Greg Waldz, a Minneapolis bankruptcy attorney, said he is just possessed a couple of bankruptcy instances where payday or name loans had been area of the financial obligation.

«we surely think they truly are in the enhance. But numerically, it is not a massive thing. «

Lindy Voss, a bankruptcy attorney for two decades and presently at Prescott and Pearson, Minnesota’s biggest individual bankruptcy firm, said there clearly was «not necessarily» any correlation between your boost in fringe banking activities and bankruptcies, including the firm «very seldom» saw payday or title loans included in a bankruptcy filing. In reality, individual bankruptcies happen in the decrease since 1997 in Minnesota?»we’re down most likely 30 per cent, » Voss said?the really duration when the industry has seen strong growth.

Sic the state on ‘em

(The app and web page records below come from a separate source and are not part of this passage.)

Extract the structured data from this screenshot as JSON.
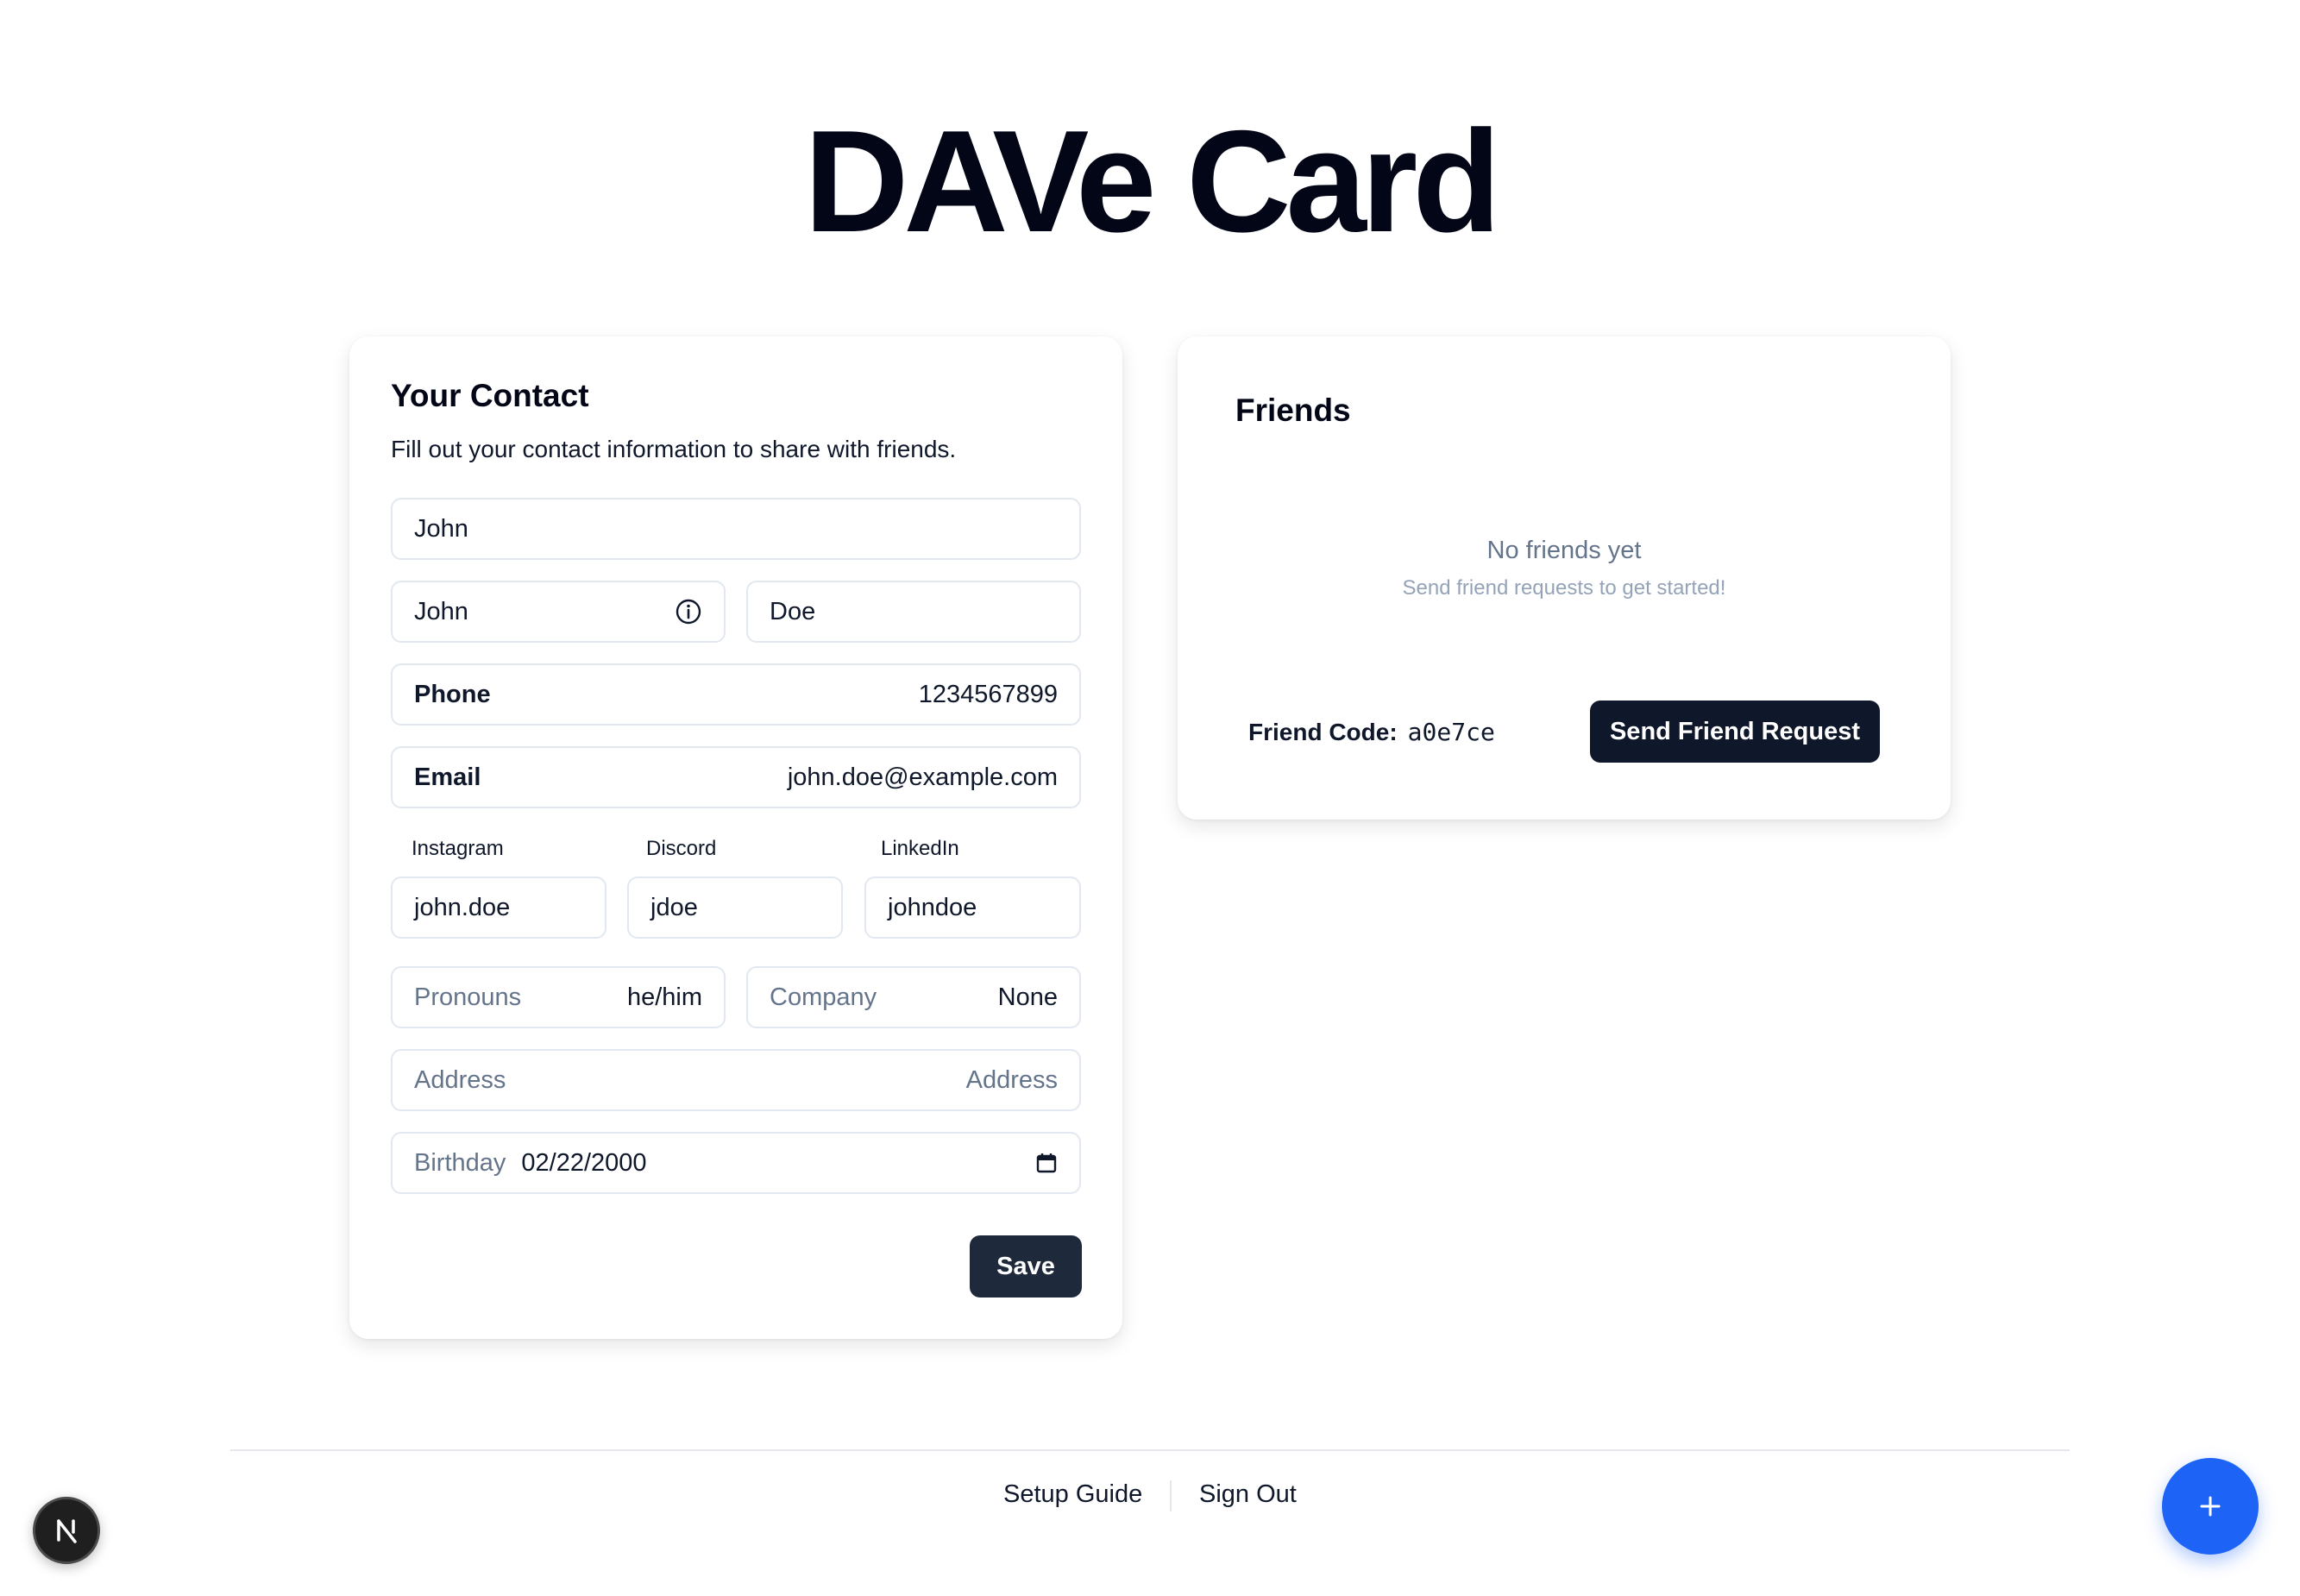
{
  "app": {
    "title": "DAVe Card"
  },
  "contact": {
    "heading": "Your Contact",
    "description": "Fill out your contact information to share with friends.",
    "display_name": "John",
    "first_name": "John",
    "last_name": "Doe",
    "phone": {
      "label": "Phone",
      "value": "1234567899"
    },
    "email": {
      "label": "Email",
      "value": "john.doe@example.com"
    },
    "social": {
      "instagram": {
        "label": "Instagram",
        "value": "john.doe"
      },
      "discord": {
        "label": "Discord",
        "value": "jdoe"
      },
      "linkedin": {
        "label": "LinkedIn",
        "value": "johndoe"
      }
    },
    "pronouns": {
      "label": "Pronouns",
      "value": "he/him"
    },
    "company": {
      "label": "Company",
      "value": "None"
    },
    "address": {
      "label": "Address",
      "placeholder": "Address"
    },
    "birthday": {
      "label": "Birthday",
      "value": "02/22/2000"
    },
    "save_label": "Save"
  },
  "friends": {
    "heading": "Friends",
    "empty_title": "No friends yet",
    "empty_subtitle": "Send friend requests to get started!",
    "code_label": "Friend Code:",
    "code_value": "a0e7ce",
    "send_request_label": "Send Friend Request"
  },
  "footer": {
    "setup_guide": "Setup Guide",
    "sign_out": "Sign Out"
  },
  "fab": {
    "icon": "plus-icon",
    "color": "#1d63f5"
  },
  "badge": {
    "letter": "N"
  }
}
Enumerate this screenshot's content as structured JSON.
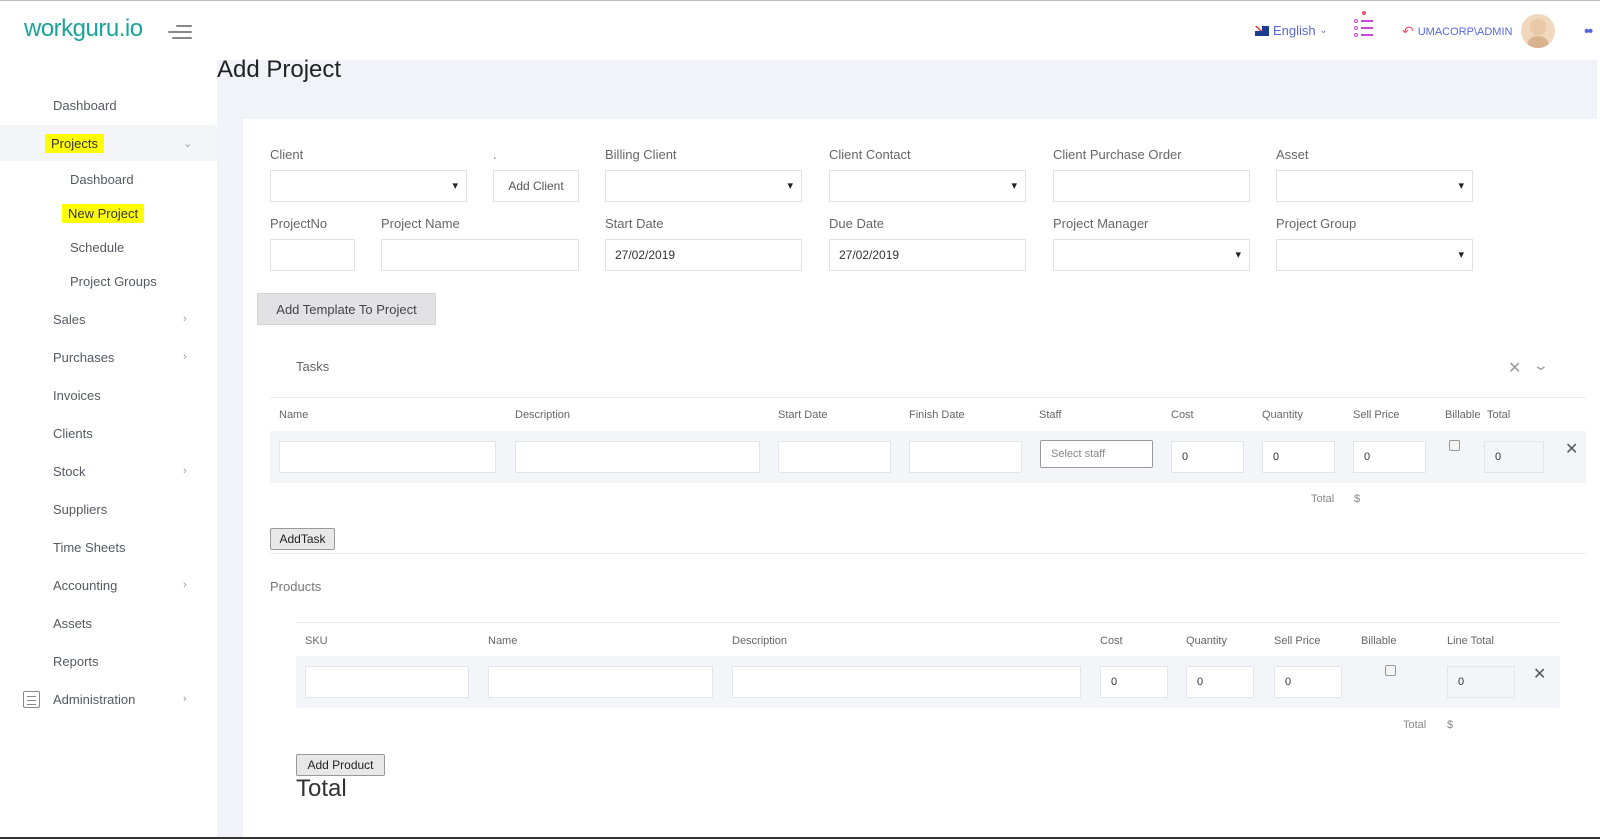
{
  "header": {
    "logo": "workguru.io",
    "language": "English",
    "user": "UMACORP\\ADMIN"
  },
  "sidebar": {
    "items": [
      {
        "label": "Dashboard"
      },
      {
        "label": "Projects"
      },
      {
        "label": "Sales"
      },
      {
        "label": "Purchases"
      },
      {
        "label": "Invoices"
      },
      {
        "label": "Clients"
      },
      {
        "label": "Stock"
      },
      {
        "label": "Suppliers"
      },
      {
        "label": "Time Sheets"
      },
      {
        "label": "Accounting"
      },
      {
        "label": "Assets"
      },
      {
        "label": "Reports"
      },
      {
        "label": "Administration"
      }
    ],
    "project_sub": [
      {
        "label": "Dashboard"
      },
      {
        "label": "New Project"
      },
      {
        "label": "Schedule"
      },
      {
        "label": "Project Groups"
      }
    ]
  },
  "page": {
    "title": "Add Project"
  },
  "form": {
    "client_label": "Client",
    "dot_label": ".",
    "add_client": "Add Client",
    "billing_client_label": "Billing Client",
    "client_contact_label": "Client Contact",
    "client_po_label": "Client Purchase Order",
    "asset_label": "Asset",
    "project_no_label": "ProjectNo",
    "project_name_label": "Project Name",
    "start_date_label": "Start Date",
    "start_date_value": "27/02/2019",
    "due_date_label": "Due Date",
    "due_date_value": "27/02/2019",
    "project_manager_label": "Project Manager",
    "project_group_label": "Project Group",
    "add_template": "Add Template To Project"
  },
  "tasks": {
    "title": "Tasks",
    "columns": [
      "Name",
      "Description",
      "Start Date",
      "Finish Date",
      "Staff",
      "Cost",
      "Quantity",
      "Sell Price",
      "Billable",
      "Total"
    ],
    "row": {
      "staff_placeholder": "Select staff",
      "cost": "0",
      "quantity": "0",
      "sell_price": "0",
      "total": "0"
    },
    "total_label": "Total",
    "total_value": "$",
    "add_task": "AddTask"
  },
  "products": {
    "title": "Products",
    "columns": [
      "SKU",
      "Name",
      "Description",
      "Cost",
      "Quantity",
      "Sell Price",
      "Billable",
      "Line Total"
    ],
    "row": {
      "cost": "0",
      "quantity": "0",
      "sell_price": "0",
      "line_total": "0"
    },
    "total_label": "Total",
    "total_value": "$",
    "add_product": "Add Product"
  },
  "footer": {
    "total_heading": "Total"
  }
}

Lawmakers and advocacy teams have actually turned to the continuing state to safeguard customers from whatever they believe is fraudulent, or at the least unethical, industry techniques. In many instances, it has meant moving state guidelines capping different costs charged by these firms, which includes developed a fragmented selection of laws governing each portion regarding the industry in numerous states (see associated state tables). Minnesota, Montana, North Dakota, Southern Dakota, Wisconsin

Among Ninth District states, North Dakota has all but outlawed the fringe banking industry, save yourself for pawnshops. Payday and name loans are permitted under tiny customer loan licenses, but have maximum rate of interest of 30 % per year for the initial $1,000. Preszler stated title and payday creditors inquire usually about charge caps into the state. «as a result of usury, it is not financial they don’t bother with the license, » he said for them so.